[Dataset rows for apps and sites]
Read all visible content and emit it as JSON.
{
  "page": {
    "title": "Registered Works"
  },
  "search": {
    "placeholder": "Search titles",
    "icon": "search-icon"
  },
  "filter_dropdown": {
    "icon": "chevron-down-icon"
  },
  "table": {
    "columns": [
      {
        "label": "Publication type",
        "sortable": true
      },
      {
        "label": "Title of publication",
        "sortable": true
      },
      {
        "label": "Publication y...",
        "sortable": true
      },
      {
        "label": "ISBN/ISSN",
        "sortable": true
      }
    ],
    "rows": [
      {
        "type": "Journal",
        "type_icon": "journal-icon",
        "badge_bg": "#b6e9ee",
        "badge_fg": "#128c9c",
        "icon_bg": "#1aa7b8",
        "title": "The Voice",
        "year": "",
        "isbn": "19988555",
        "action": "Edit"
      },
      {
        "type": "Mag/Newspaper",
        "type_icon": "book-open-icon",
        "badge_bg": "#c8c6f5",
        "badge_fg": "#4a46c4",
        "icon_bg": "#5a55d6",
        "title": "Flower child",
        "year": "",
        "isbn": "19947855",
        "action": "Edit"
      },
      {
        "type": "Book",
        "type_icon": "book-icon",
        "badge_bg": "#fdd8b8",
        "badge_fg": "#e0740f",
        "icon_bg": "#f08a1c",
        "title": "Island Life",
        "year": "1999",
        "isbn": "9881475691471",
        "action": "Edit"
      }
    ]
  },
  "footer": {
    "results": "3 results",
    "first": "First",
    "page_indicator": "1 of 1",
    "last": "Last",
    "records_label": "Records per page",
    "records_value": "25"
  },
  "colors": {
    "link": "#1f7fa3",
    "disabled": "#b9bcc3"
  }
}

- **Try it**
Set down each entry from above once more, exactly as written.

- **Answer**
Read all visible content and emit it as JSON.
{
  "page": {
    "title": "Registered Works"
  },
  "search": {
    "placeholder": "Search titles",
    "icon": "search-icon"
  },
  "filter_dropdown": {
    "icon": "chevron-down-icon"
  },
  "table": {
    "columns": [
      {
        "label": "Publication type",
        "sortable": true
      },
      {
        "label": "Title of publication",
        "sortable": true
      },
      {
        "label": "Publication y...",
        "sortable": true
      },
      {
        "label": "ISBN/ISSN",
        "sortable": true
      }
    ],
    "rows": [
      {
        "type": "Journal",
        "type_icon": "journal-icon",
        "badge_bg": "#b6e9ee",
        "badge_fg": "#128c9c",
        "icon_bg": "#1aa7b8",
        "title": "The Voice",
        "year": "",
        "isbn": "19988555",
        "action": "Edit"
      },
      {
        "type": "Mag/Newspaper",
        "type_icon": "book-open-icon",
        "badge_bg": "#c8c6f5",
        "badge_fg": "#4a46c4",
        "icon_bg": "#5a55d6",
        "title": "Flower child",
        "year": "",
        "isbn": "19947855",
        "action": "Edit"
      },
      {
        "type": "Book",
        "type_icon": "book-icon",
        "badge_bg": "#fdd8b8",
        "badge_fg": "#e0740f",
        "icon_bg": "#f08a1c",
        "title": "Island Life",
        "year": "1999",
        "isbn": "9881475691471",
        "action": "Edit"
      }
    ]
  },
  "footer": {
    "results": "3 results",
    "first": "First",
    "page_indicator": "1 of 1",
    "last": "Last",
    "records_label": "Records per page",
    "records_value": "25"
  },
  "colors": {
    "link": "#1f7fa3",
    "disabled": "#b9bcc3"
  }
}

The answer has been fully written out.